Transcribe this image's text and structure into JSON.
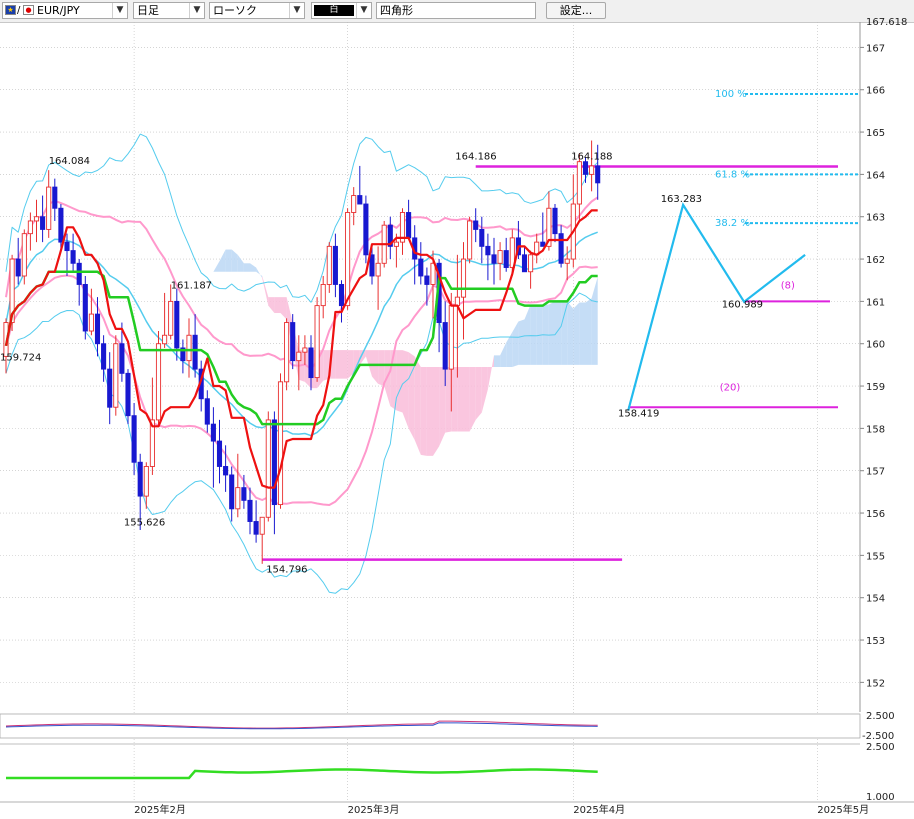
{
  "toolbar": {
    "symbol": "EUR/JPY",
    "symbol_sep": "/",
    "timeframe": "日足",
    "chart_type": "ローソク",
    "color_label": "白",
    "shape_tool": "四角形",
    "settings_label": "設定..."
  },
  "colors": {
    "bullish": "#e83030",
    "bearish": "#1818d0",
    "tenkan": "#ee1111",
    "kijun": "#22cc22",
    "bb_inner": "#ff99cc",
    "bb_outer": "#55ccee",
    "cloud_pos": "#bbd7f5",
    "cloud_neg": "#f9bcd9",
    "magenta": "#dd22dd",
    "fib": "#22bbee"
  },
  "chart_data": {
    "type": "candlestick",
    "symbol": "EUR/JPY",
    "timeframe": "日足",
    "y_axis": {
      "min": 151.3,
      "max": 167.6,
      "ticks": [
        152,
        153,
        154,
        155,
        156,
        157,
        158,
        159,
        160,
        161,
        162,
        163,
        164,
        165,
        166,
        167
      ],
      "top_label": "167.618"
    },
    "x_axis": {
      "labels": [
        "2025年2月",
        "2025年3月",
        "2025年4月",
        "2025年5月"
      ],
      "label_index": [
        21,
        56,
        93,
        133
      ]
    },
    "ohlc": [
      [
        159.7,
        160.6,
        159.3,
        160.5
      ],
      [
        160.5,
        162.1,
        160.3,
        162.0
      ],
      [
        162.0,
        162.5,
        161.4,
        161.6
      ],
      [
        161.6,
        162.7,
        161.4,
        162.6
      ],
      [
        162.6,
        163.1,
        162.2,
        162.9
      ],
      [
        162.9,
        163.4,
        162.4,
        163.0
      ],
      [
        163.0,
        163.5,
        162.4,
        162.7
      ],
      [
        162.7,
        164.1,
        162.5,
        163.7
      ],
      [
        163.7,
        163.9,
        162.9,
        163.2
      ],
      [
        163.2,
        163.3,
        162.2,
        162.4
      ],
      [
        162.4,
        162.6,
        161.6,
        162.2
      ],
      [
        162.2,
        162.6,
        161.7,
        161.9
      ],
      [
        161.9,
        162.0,
        160.9,
        161.4
      ],
      [
        161.4,
        161.6,
        160.1,
        160.3
      ],
      [
        160.3,
        161.3,
        160.2,
        160.7
      ],
      [
        160.7,
        161.1,
        159.7,
        160.0
      ],
      [
        160.0,
        160.2,
        159.1,
        159.4
      ],
      [
        159.4,
        159.8,
        158.1,
        158.5
      ],
      [
        158.5,
        160.2,
        158.3,
        160.0
      ],
      [
        160.0,
        160.5,
        159.1,
        159.3
      ],
      [
        159.3,
        159.4,
        158.1,
        158.3
      ],
      [
        158.3,
        158.6,
        156.9,
        157.2
      ],
      [
        157.2,
        157.4,
        155.6,
        156.4
      ],
      [
        156.4,
        157.2,
        156.1,
        157.1
      ],
      [
        157.1,
        159.2,
        156.9,
        158.2
      ],
      [
        158.2,
        160.3,
        158.1,
        160.0
      ],
      [
        160.0,
        161.2,
        159.9,
        160.2
      ],
      [
        160.2,
        161.4,
        160.1,
        161.0
      ],
      [
        161.0,
        161.3,
        159.6,
        159.9
      ],
      [
        159.9,
        160.1,
        159.3,
        159.6
      ],
      [
        159.6,
        160.6,
        159.2,
        160.2
      ],
      [
        160.2,
        160.7,
        159.2,
        159.4
      ],
      [
        159.4,
        159.6,
        158.4,
        158.7
      ],
      [
        158.7,
        158.9,
        157.9,
        158.1
      ],
      [
        158.1,
        158.5,
        156.6,
        157.7
      ],
      [
        157.7,
        158.2,
        156.7,
        157.1
      ],
      [
        157.1,
        157.6,
        156.5,
        156.9
      ],
      [
        156.9,
        157.1,
        155.8,
        156.1
      ],
      [
        156.1,
        157.4,
        155.9,
        156.6
      ],
      [
        156.6,
        156.9,
        156.1,
        156.3
      ],
      [
        156.3,
        156.6,
        155.5,
        155.8
      ],
      [
        155.8,
        156.3,
        155.3,
        155.5
      ],
      [
        155.5,
        155.9,
        154.8,
        155.9
      ],
      [
        155.9,
        158.4,
        155.8,
        158.2
      ],
      [
        158.2,
        158.4,
        155.5,
        156.2
      ],
      [
        156.2,
        159.3,
        156.1,
        159.1
      ],
      [
        159.1,
        160.6,
        158.9,
        160.5
      ],
      [
        160.5,
        160.7,
        159.4,
        159.6
      ],
      [
        159.6,
        160.2,
        158.9,
        159.8
      ],
      [
        159.8,
        160.2,
        159.5,
        159.9
      ],
      [
        159.9,
        160.2,
        158.9,
        159.2
      ],
      [
        159.2,
        161.1,
        159.1,
        160.9
      ],
      [
        160.9,
        161.6,
        160.6,
        161.4
      ],
      [
        161.4,
        162.4,
        161.2,
        162.3
      ],
      [
        162.3,
        162.6,
        161.1,
        161.4
      ],
      [
        161.4,
        161.5,
        160.5,
        160.9
      ],
      [
        160.9,
        163.2,
        160.8,
        163.1
      ],
      [
        163.1,
        163.7,
        162.8,
        163.5
      ],
      [
        163.5,
        164.2,
        163.3,
        163.3
      ],
      [
        163.3,
        163.5,
        161.9,
        162.1
      ],
      [
        162.1,
        162.3,
        161.4,
        161.6
      ],
      [
        161.6,
        162.3,
        160.8,
        161.9
      ],
      [
        161.9,
        162.9,
        161.8,
        162.8
      ],
      [
        162.8,
        163.0,
        162.0,
        162.3
      ],
      [
        162.3,
        162.6,
        161.8,
        162.4
      ],
      [
        162.4,
        163.2,
        162.1,
        163.1
      ],
      [
        163.1,
        163.4,
        162.5,
        162.5
      ],
      [
        162.5,
        162.8,
        161.4,
        162.0
      ],
      [
        162.0,
        162.4,
        161.4,
        161.6
      ],
      [
        161.6,
        161.8,
        160.9,
        161.4
      ],
      [
        161.4,
        162.2,
        160.6,
        161.9
      ],
      [
        161.9,
        162.0,
        159.8,
        160.5
      ],
      [
        160.5,
        161.0,
        159.0,
        159.4
      ],
      [
        159.4,
        161.2,
        158.4,
        160.9
      ],
      [
        160.9,
        162.1,
        159.2,
        161.1
      ],
      [
        161.1,
        162.4,
        160.1,
        162.0
      ],
      [
        162.0,
        163.0,
        161.9,
        162.9
      ],
      [
        162.9,
        163.2,
        162.4,
        162.7
      ],
      [
        162.7,
        163.0,
        161.9,
        162.3
      ],
      [
        162.3,
        162.6,
        161.5,
        162.1
      ],
      [
        162.1,
        162.5,
        161.4,
        161.9
      ],
      [
        161.9,
        162.4,
        161.5,
        162.2
      ],
      [
        162.2,
        162.5,
        161.7,
        161.8
      ],
      [
        161.8,
        162.7,
        161.6,
        162.5
      ],
      [
        162.5,
        162.9,
        162.0,
        162.1
      ],
      [
        162.1,
        162.3,
        161.8,
        161.7
      ],
      [
        161.7,
        162.2,
        161.3,
        162.1
      ],
      [
        162.1,
        162.6,
        161.9,
        162.4
      ],
      [
        162.4,
        163.1,
        162.3,
        162.3
      ],
      [
        162.3,
        163.6,
        162.2,
        163.2
      ],
      [
        163.2,
        163.3,
        162.4,
        162.6
      ],
      [
        162.6,
        162.8,
        161.8,
        161.9
      ],
      [
        161.9,
        162.3,
        161.5,
        162.0
      ],
      [
        162.0,
        164.0,
        161.8,
        163.3
      ],
      [
        163.3,
        164.5,
        162.9,
        164.3
      ],
      [
        164.3,
        164.4,
        163.8,
        164.0
      ],
      [
        164.0,
        164.8,
        163.6,
        164.2
      ],
      [
        164.2,
        164.7,
        163.4,
        163.8
      ]
    ],
    "annotations": [
      {
        "text": "164.084"
      },
      {
        "text": "161.187"
      },
      {
        "text": "159.724"
      },
      {
        "text": "155.626"
      },
      {
        "text": "154.796"
      },
      {
        "text": "164.186"
      },
      {
        "text": "164.188"
      },
      {
        "text": "163.283"
      },
      {
        "text": "160.989"
      },
      {
        "text": "158.419"
      },
      {
        "text": "(20)"
      },
      {
        "text": "(8)"
      }
    ],
    "fib_levels": [
      {
        "label": "100 %",
        "value": 165.9
      },
      {
        "label": "61.8 %",
        "value": 164.0
      },
      {
        "label": "38.2 %",
        "value": 162.85
      }
    ],
    "oscillator1": {
      "ticks": [
        "2.500",
        "-2.500"
      ]
    },
    "oscillator2": {
      "ticks": [
        "2.500",
        "1.000"
      ]
    }
  }
}
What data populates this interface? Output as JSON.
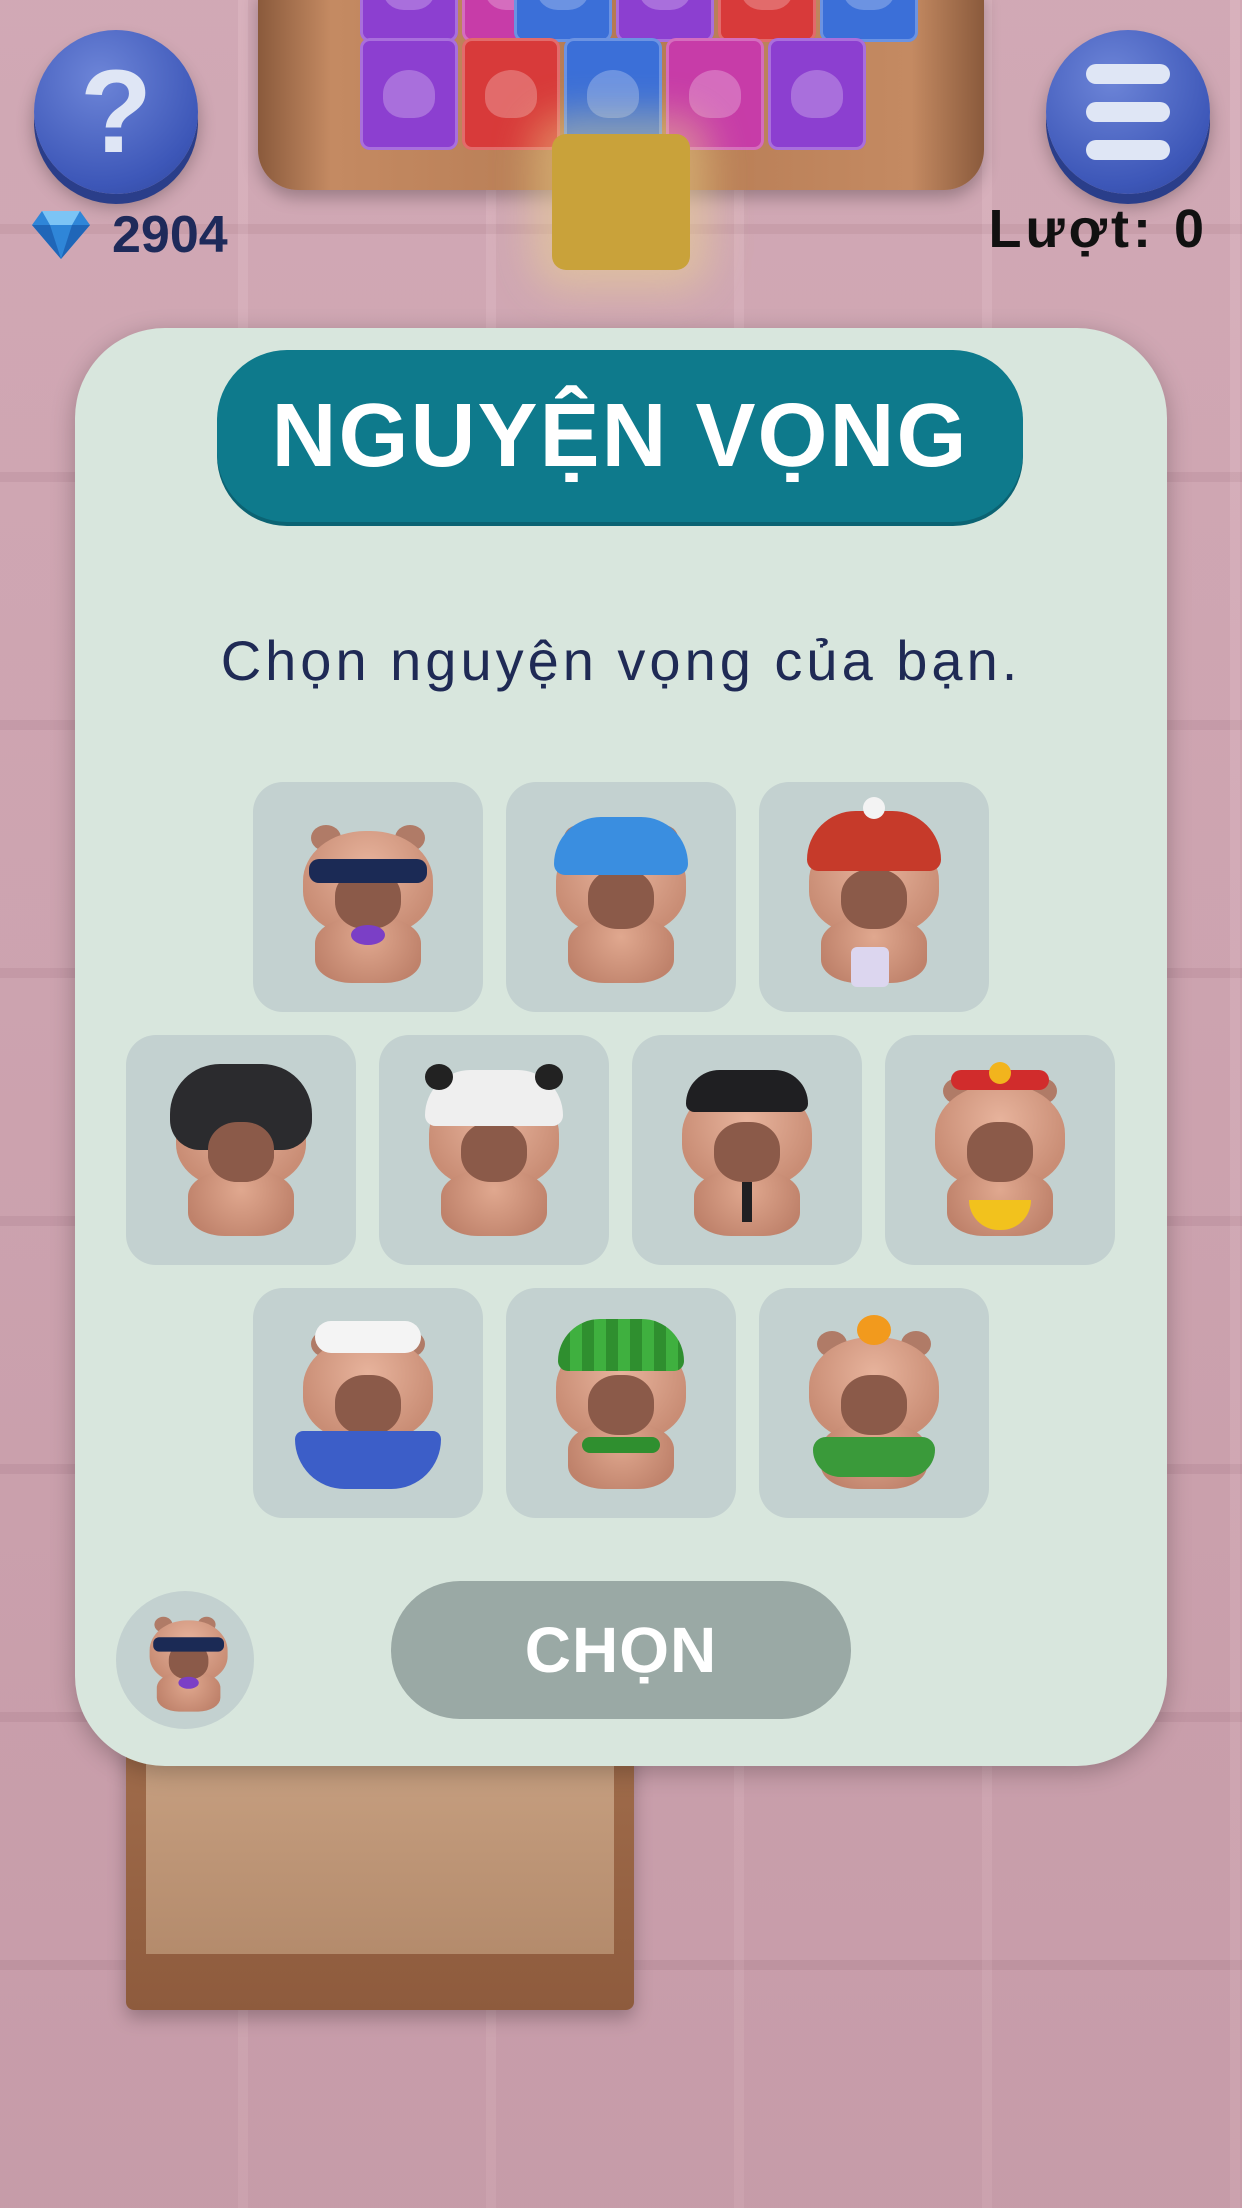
{
  "hud": {
    "gems": "2904",
    "turns": "Lượt: 0",
    "help_icon": "question-mark-icon",
    "menu_icon": "hamburger-menu-icon",
    "gem_icon": "diamond-icon"
  },
  "tray_cards": [
    {
      "color": "#8c3fd0"
    },
    {
      "color": "#d83a3a"
    },
    {
      "color": "#3b6fd8"
    },
    {
      "color": "#c73ca8"
    },
    {
      "color": "#8c3fd0"
    }
  ],
  "modal": {
    "title": "NGUYỆN VỌNG",
    "subtitle": "Chọn nguyện vọng của bạn.",
    "button": "CHỌN",
    "options": [
      {
        "id": "sunglasses",
        "accessory": "sunglasses"
      },
      {
        "id": "bandana",
        "accessory": "blue-bandana"
      },
      {
        "id": "winter-hat",
        "accessory": "red-beanie"
      },
      {
        "id": "bat-mask",
        "accessory": "black-mask"
      },
      {
        "id": "panda",
        "accessory": "panda-hood"
      },
      {
        "id": "black-cap",
        "accessory": "black-cap"
      },
      {
        "id": "lucky",
        "accessory": "red-crown"
      },
      {
        "id": "towel-bath",
        "accessory": "towel"
      },
      {
        "id": "watermelon",
        "accessory": "watermelon-hat"
      },
      {
        "id": "orange",
        "accessory": "orange-leaf"
      }
    ]
  },
  "colors": {
    "modal_bg": "#d8e6dd",
    "title_bg": "#0e7a8c",
    "button_disabled": "#9aa9a5",
    "slot_bg": "#c3d1d0"
  }
}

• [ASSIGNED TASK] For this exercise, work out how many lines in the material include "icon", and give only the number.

• [SOLUTION TO THIS PROBLEM] 3